Lyon College expands the Lamar Williamson Prize

by Talk Business & Politics staff ([email protected]) 200 views 

Jim and Carole Williamson have made a $25,000 gift to the Lamar Williamson Prize for Excellence in Teaching, increasing the annual award amount from $2,500 to $3,500. This increase allows the award to now not only benefit the recipient but also Lyon students.

The recipient traditionally wins a silver cup and a personal stipend of $2,500. Now, he or she will also receive an additional $1,000 to conduct a creative project or activity with students in addition to giving the annual Williamson Prize lecture in the spring.

The Williamson Prize is awarded annually to a Lyon faculty member whose accomplishments as a teacher and a scholar, personal character and service to church and community make him or her deserving of such an honor. Nominations are solicited from faculty and students and a Williamson Prize Selection Committee recommends a recipient to the Board of Trustees for its approval at its spring meeting.

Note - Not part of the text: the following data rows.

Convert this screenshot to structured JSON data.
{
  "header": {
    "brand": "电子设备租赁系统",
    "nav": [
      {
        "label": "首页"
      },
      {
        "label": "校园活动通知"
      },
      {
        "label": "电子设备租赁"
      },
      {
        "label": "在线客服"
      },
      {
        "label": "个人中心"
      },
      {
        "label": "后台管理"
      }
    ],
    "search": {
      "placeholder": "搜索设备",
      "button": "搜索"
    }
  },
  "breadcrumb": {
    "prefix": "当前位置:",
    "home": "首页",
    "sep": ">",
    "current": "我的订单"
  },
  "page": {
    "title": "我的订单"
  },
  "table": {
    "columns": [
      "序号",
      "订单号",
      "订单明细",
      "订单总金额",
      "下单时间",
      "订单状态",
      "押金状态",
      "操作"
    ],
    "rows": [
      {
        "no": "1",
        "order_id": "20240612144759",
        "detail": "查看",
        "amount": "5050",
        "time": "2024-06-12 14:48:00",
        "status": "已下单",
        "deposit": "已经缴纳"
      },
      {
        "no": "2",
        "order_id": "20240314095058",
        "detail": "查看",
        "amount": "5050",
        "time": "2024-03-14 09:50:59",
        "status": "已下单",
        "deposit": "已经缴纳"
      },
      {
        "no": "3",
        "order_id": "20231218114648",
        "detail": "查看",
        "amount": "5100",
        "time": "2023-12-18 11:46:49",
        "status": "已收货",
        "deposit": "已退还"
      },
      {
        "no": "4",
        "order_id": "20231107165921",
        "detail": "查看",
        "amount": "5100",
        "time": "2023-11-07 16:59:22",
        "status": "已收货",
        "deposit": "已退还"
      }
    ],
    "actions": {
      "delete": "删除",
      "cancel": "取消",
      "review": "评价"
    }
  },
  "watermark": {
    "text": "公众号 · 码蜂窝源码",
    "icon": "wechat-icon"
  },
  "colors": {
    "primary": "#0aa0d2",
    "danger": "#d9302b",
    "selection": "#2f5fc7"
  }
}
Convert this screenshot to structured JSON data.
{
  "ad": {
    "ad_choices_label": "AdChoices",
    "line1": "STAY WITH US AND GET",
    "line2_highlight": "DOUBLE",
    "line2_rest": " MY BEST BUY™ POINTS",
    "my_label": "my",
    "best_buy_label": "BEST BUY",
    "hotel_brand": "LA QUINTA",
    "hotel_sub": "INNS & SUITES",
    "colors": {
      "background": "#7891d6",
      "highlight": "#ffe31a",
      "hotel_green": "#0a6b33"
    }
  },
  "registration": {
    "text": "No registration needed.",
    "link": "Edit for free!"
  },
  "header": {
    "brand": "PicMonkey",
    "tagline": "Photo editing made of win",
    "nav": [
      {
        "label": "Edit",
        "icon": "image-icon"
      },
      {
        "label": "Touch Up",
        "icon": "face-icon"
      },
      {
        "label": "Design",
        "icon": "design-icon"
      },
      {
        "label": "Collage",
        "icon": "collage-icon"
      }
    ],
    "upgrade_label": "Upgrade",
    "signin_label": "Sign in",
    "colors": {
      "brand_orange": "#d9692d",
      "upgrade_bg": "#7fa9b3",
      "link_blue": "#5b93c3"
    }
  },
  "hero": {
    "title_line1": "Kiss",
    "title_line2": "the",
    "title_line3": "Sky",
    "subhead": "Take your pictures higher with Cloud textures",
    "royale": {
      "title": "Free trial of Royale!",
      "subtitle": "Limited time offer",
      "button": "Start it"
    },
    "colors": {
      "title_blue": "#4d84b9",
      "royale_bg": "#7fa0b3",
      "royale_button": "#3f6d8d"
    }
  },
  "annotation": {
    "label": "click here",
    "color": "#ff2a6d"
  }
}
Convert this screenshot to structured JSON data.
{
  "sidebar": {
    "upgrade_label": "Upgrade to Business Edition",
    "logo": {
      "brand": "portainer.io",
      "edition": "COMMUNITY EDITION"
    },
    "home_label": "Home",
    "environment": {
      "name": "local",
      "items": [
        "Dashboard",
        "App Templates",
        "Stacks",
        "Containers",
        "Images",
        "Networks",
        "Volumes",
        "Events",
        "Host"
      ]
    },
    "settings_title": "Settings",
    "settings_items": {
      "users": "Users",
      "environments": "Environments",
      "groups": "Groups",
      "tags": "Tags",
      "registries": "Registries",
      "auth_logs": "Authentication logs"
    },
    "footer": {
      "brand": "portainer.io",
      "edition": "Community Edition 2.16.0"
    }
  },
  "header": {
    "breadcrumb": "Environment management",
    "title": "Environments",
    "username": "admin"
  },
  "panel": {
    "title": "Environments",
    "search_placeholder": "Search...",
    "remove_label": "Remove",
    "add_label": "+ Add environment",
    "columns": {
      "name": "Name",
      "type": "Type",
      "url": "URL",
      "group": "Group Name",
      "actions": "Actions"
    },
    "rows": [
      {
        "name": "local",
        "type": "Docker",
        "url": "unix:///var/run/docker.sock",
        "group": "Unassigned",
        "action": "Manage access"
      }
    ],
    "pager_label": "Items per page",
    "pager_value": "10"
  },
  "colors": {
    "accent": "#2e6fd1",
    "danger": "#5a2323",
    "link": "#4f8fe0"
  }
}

Jim and Carole Williamson have added funds to the award over the years.

“We feel honored to be able to do so,” Jim said.

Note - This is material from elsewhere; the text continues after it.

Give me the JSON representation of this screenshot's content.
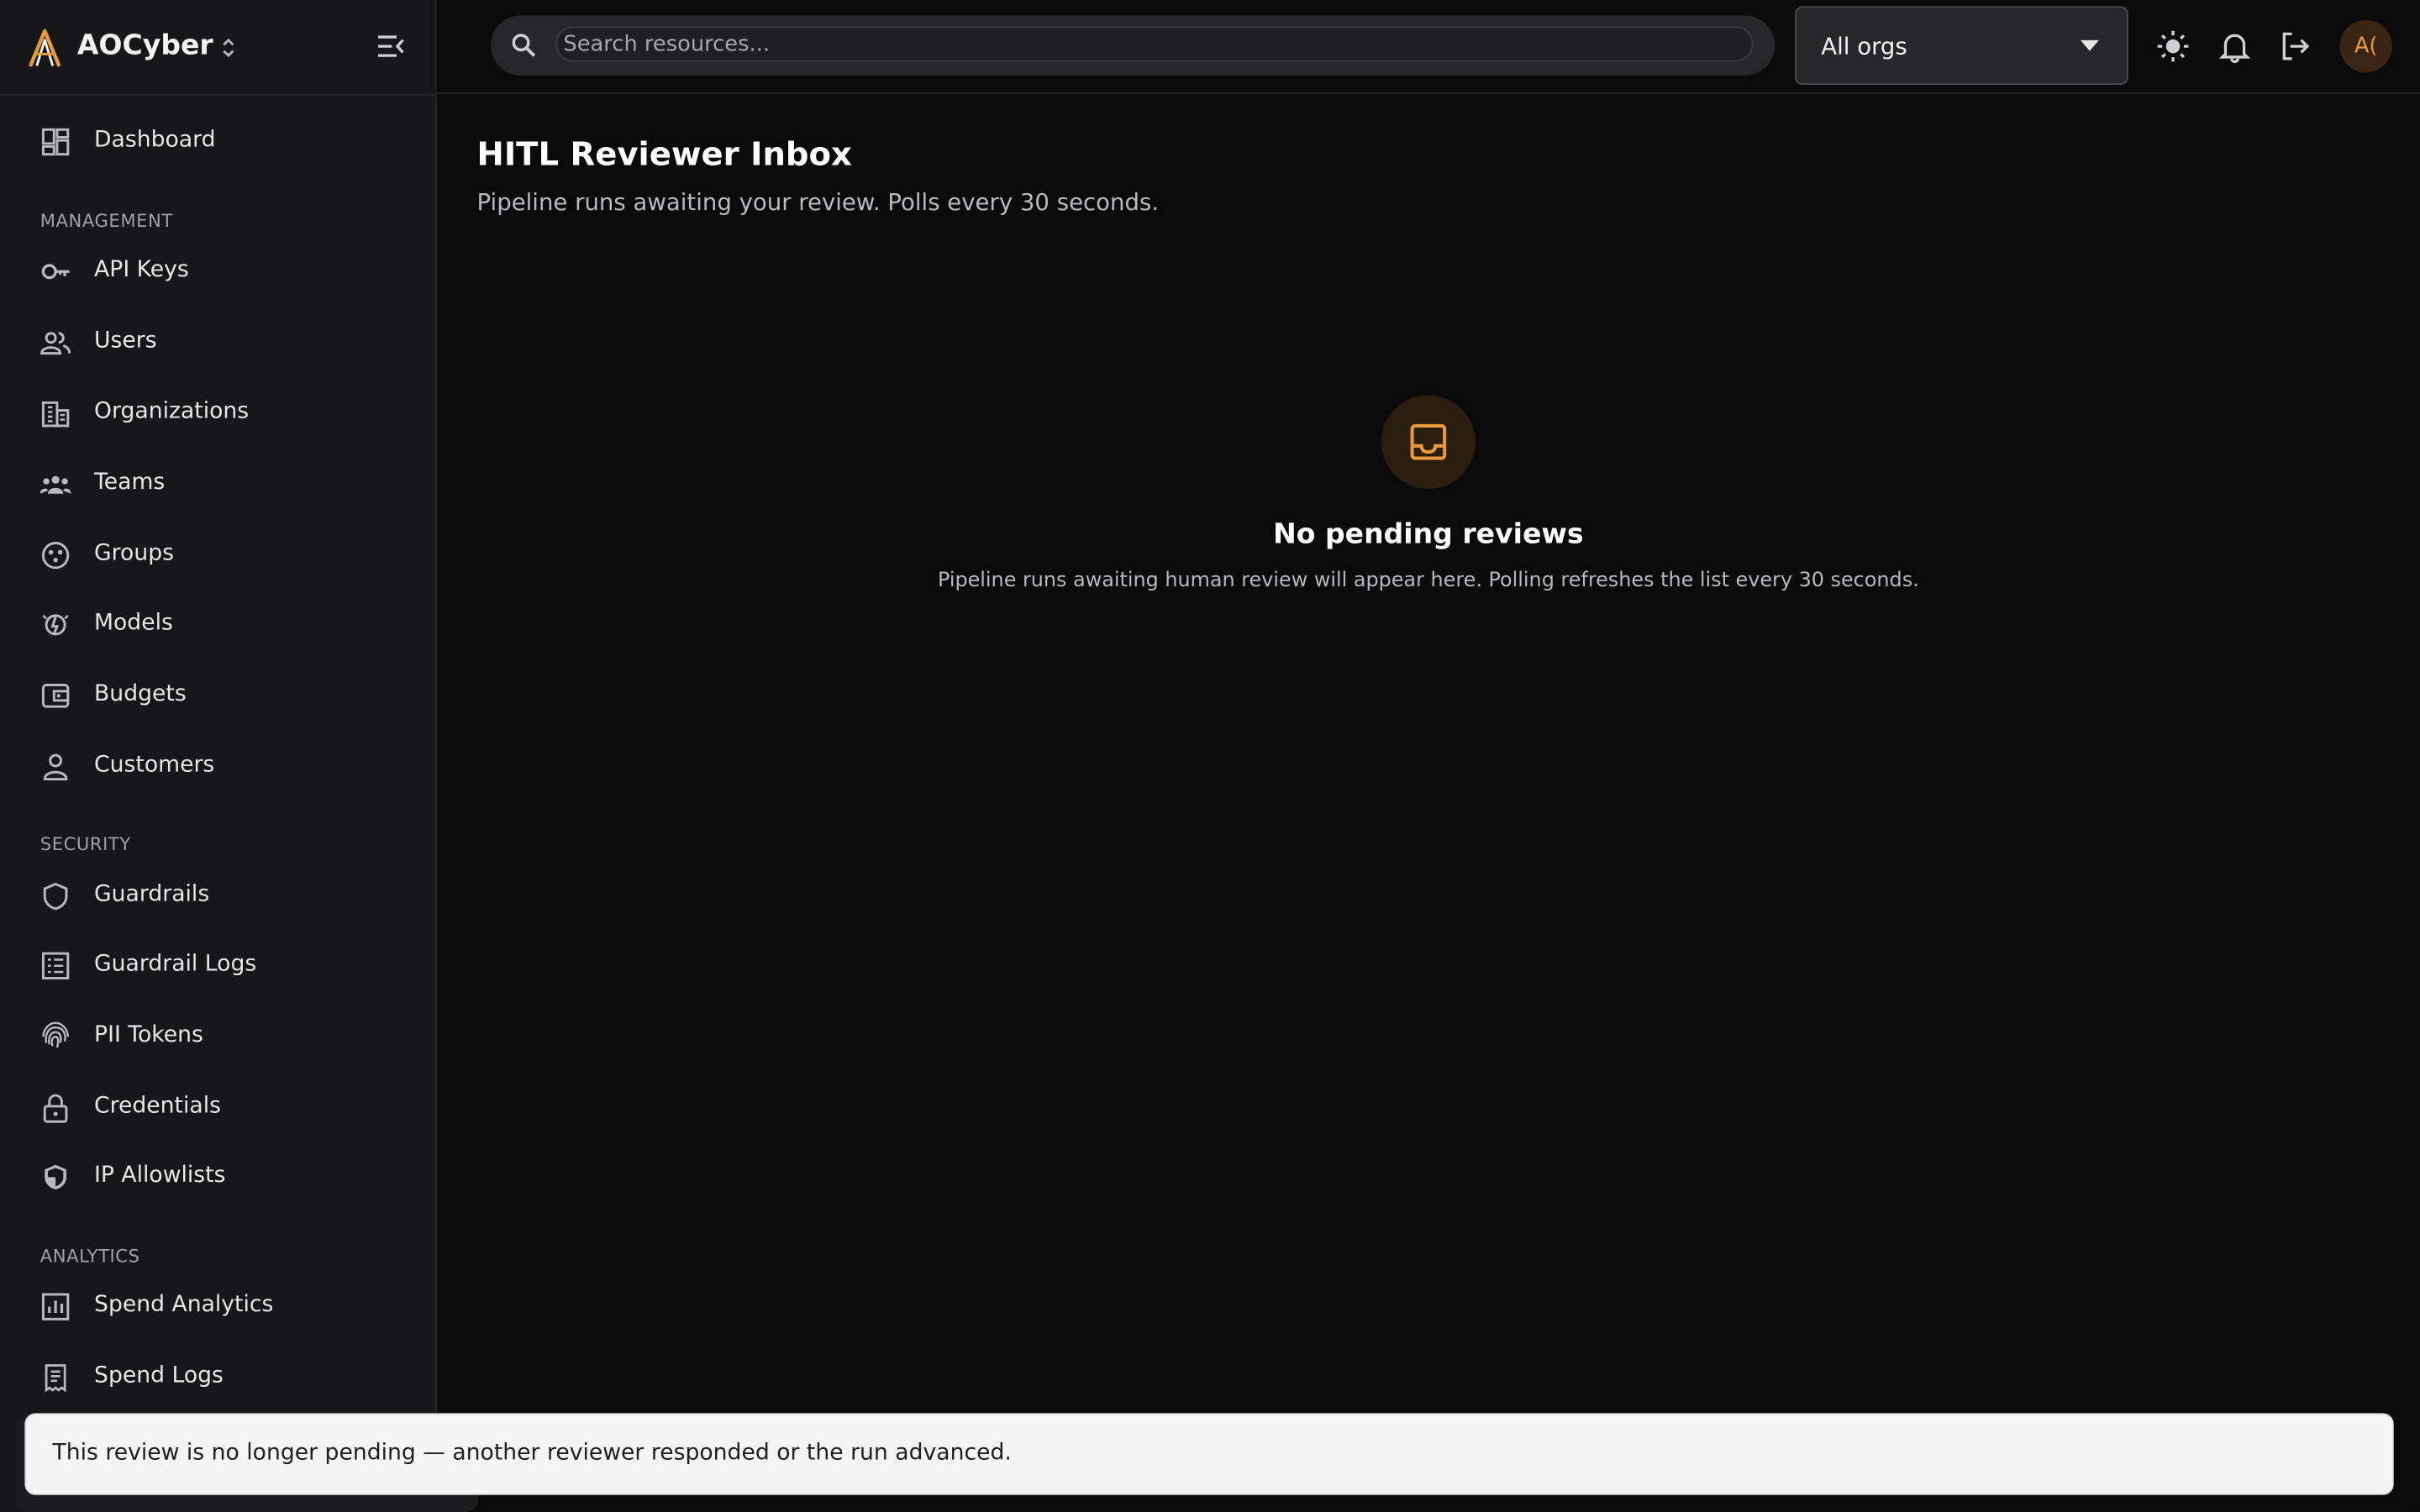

“The Williamsons are a wonderful example of a greater community of people throughout the region who, over the years, have recognized the exceptional quality of the teaching and learning that takes place at Lyon College,” said Vice President for Advancement Dr. David Hutchison, “They are committed to supporting ways in which we can both enhance and celebrate that.”

Carole is glad the award will directly benefit both faculty and students. She looks forward to seeing the new student project component in action.

“It’s nice to see it go directly to the students because it will help their educational goals,” she said.

The Lamar Williamson Prize for Faculty Excellence was established in 1979 in memory of Lamar Williamson of Monticello. Williamson was a noted lawyer, businessman, civic and Presbyterian Church leader and a lifelong friend and trustee of Lyon College, which he attended from 1901 to 1903.

J. Gaston Williamson of Little Rock originally started the prize and named it for his father. Gaston Williamson was an attorney and civic leader, a Rhodes Scholar.